Had we waited until the entirety of Slack was rewritten before releasing it, our users would have had a worse day-to-day experience with emoji, messages, channel lists, search, and countless other features before we could release a “big bang” replacement. Releasing incrementally allowed us to deliver real value to our customers as soon as possible, helped us stay focused on continuous improvement, and de-risked the release of the new client by minimizing how much completely new code was being used by our customers for the first time.
Conventional wisdom states that rewrites are best avoided, but sometimes the benefits are too great to ignore.
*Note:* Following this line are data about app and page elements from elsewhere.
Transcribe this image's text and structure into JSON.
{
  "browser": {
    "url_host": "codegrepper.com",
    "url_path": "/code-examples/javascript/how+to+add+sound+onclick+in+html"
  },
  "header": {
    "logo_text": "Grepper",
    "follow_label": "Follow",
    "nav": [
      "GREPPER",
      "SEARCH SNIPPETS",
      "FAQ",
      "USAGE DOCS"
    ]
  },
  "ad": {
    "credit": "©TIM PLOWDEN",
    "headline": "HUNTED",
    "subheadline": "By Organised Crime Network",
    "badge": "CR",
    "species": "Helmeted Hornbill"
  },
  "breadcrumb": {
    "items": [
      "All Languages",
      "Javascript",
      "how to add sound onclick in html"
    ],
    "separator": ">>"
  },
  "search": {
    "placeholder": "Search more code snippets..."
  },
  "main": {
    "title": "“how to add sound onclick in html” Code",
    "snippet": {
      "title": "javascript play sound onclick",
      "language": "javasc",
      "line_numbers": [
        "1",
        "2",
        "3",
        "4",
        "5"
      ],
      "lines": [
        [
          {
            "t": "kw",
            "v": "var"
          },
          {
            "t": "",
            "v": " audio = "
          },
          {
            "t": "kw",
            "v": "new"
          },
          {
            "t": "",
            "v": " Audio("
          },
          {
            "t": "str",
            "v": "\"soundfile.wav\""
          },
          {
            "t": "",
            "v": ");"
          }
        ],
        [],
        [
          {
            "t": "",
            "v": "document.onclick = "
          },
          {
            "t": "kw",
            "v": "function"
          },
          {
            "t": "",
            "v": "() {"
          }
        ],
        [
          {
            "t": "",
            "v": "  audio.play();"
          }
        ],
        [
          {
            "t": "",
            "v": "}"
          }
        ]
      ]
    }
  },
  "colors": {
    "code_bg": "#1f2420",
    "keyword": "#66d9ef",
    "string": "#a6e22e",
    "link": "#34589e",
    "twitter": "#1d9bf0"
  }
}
One of our primary metrics has been memory usage, and the new version of Slack delivers:
These results have validated all of the work that we’ve put into this new version of Slack, and we look forward to continuing to iterate and make it even better as time goes on.
When guided by strategic planning, tempered by judicious releases, and buoyed by talented contributors, incremental rewrites are a great way to right the wrongs of the past, build yourself a brand new ship, and make your users’ working lives simpler, more pleasant, and more productive.
We are eager to share more about what we’ve learned during this process. In the coming weeks we’ll be writing more at https://slack.engineering about:
- Service Workers, our quest for faster boot times and offline support
- Slack Kit, our UI component library
- Accessibility, baked in rather than bolted on
- Gantry, our app launching framework
- and rolling out a new client architecture at scale